The report uses multiple data sources to draw conclusions. In addition to a survey, which water&stone conducted with over 5000 responses, other metrics included:
- Product downloads
- W3Techs’ analysis of technologies used on the top one million websites in Alexa’s rankings
- BuiltWith’s technology rankings
- The number of developers offering services in the technology on Elance and Guru
- The number of books in print for the platform
- Google page rank
Using a multi-faceted approach minimizes the likelihood that the outcome is biased toward a single factor and hopefully quiets the inevitable cries of, “But what about…” that will come from supporters of platforms that did not rank as expected. The firm was also very careful to note cases where their methodology might have resulted in a skewed outcome.
WordPress, Joomla! and Drupal, three of the most well-known open source CMS platforms, remain decisively in control of the market. In metrics such as number of installations and shares of Facebook
posts, these three clearly dominated the field.
water&stone 2010 CMS survey - installations
share of Facebook posts
In fact, in almost every measure, there is little indication that the leadership of the top three platforms is being challenged in the near future; but this is the internet -- we could all be surprised.
As for the leader of the pack, WordPress managed to take the lead in a number of key metrics. They included:
- Search interest
- Daily website traffic
- Daily unique visitors
- Daily page views
In terms of technology specific results, Liferay leads the Java WCM market, followed closely by Alfresco. DotNetNuke is the leading platform for the .NET market, although newcomer Umbraco is quickly narrowing the lead. The report also lists Concrete5 and Umbraco as solutions that are gathering strength in the market.
The report identifies the following platforms as struggling to maintain market share:
Using metrics like Google's search query interest, water&stone concluded that these projects are showing negative market trends.
Google search interest
Jahia and phpWebSite, which were included in the 2009 version of the report, were removed from the top twenty list for 2010. Textpattern and Xoops may also want to take note -- the 2010 report notes the two as at risk systems.
In its second year making the at risk list, Textpattern's downward slope has continued into 2010. The report found low adoption rates, little growth in third party support, poor search engine visibility and low brand familiarity for Textpattern.
The results for Xoops did not look much better. Xoops finished last in many important metrics like downloads and installations while leading negative indicators like abandonment rate.
The Open Source CMS Market Share Report is likely a valuable source of information for any organization evaluating CMS tools. However, readers should be careful to consider their unique needs to determine if the conclusions are applicable. For example, small firms overwhelmingly dominated survey responses; larger firms may have radically different challenges.

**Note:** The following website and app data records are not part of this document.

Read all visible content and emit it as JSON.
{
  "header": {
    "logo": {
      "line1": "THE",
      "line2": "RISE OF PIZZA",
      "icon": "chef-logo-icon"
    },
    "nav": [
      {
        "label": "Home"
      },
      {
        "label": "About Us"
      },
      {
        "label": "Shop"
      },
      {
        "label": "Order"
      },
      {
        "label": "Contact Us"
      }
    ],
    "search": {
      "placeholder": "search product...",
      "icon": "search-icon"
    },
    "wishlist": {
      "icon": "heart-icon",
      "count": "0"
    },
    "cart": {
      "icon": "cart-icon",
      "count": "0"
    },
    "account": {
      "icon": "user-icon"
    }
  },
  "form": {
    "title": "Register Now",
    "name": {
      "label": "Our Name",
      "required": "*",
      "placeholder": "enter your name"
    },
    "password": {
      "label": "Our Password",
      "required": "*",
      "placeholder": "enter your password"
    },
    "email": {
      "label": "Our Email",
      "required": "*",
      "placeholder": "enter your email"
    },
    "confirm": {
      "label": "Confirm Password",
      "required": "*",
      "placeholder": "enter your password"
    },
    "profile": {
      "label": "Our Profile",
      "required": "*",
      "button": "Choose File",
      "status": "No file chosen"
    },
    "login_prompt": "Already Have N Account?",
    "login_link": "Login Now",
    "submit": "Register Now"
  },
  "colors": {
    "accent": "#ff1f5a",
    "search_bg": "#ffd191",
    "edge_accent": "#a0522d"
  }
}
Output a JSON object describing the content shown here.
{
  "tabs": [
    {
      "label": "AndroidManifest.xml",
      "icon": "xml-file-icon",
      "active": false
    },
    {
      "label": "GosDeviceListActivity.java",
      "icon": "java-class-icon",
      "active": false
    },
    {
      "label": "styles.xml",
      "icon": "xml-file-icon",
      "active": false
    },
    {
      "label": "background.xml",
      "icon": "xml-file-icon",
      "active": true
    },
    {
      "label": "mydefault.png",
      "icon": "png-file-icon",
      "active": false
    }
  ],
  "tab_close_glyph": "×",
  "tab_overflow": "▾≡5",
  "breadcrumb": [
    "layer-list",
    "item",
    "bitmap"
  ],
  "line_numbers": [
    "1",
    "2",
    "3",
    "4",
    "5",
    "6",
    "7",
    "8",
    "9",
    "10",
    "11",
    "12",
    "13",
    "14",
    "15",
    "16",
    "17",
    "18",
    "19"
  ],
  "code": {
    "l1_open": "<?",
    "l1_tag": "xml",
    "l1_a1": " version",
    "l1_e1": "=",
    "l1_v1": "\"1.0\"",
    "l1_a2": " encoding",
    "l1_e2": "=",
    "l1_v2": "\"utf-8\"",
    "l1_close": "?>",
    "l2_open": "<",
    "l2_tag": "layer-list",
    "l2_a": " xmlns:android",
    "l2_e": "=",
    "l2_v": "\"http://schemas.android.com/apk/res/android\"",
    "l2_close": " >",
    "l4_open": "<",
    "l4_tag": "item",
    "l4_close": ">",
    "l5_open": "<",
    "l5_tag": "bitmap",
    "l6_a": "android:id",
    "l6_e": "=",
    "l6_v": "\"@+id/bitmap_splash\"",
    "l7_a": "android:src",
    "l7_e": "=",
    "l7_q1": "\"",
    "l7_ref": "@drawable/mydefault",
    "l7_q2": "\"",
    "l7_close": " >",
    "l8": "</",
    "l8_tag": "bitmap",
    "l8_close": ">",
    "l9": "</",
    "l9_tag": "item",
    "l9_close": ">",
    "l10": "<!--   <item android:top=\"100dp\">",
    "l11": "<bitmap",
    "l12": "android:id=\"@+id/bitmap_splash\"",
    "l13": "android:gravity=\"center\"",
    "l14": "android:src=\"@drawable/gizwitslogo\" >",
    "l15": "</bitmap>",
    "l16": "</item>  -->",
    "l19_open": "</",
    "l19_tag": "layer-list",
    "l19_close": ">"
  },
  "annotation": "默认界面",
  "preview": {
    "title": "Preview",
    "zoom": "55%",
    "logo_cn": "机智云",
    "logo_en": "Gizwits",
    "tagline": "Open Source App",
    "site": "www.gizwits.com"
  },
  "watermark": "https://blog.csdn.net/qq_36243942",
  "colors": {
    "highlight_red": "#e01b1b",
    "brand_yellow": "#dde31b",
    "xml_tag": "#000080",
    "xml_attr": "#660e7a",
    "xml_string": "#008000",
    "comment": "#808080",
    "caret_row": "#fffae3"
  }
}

Have you read the full report? How did your favorite CMS system fare?
Editor's Note: See how your favorite open source CMS fared this year compared to last year.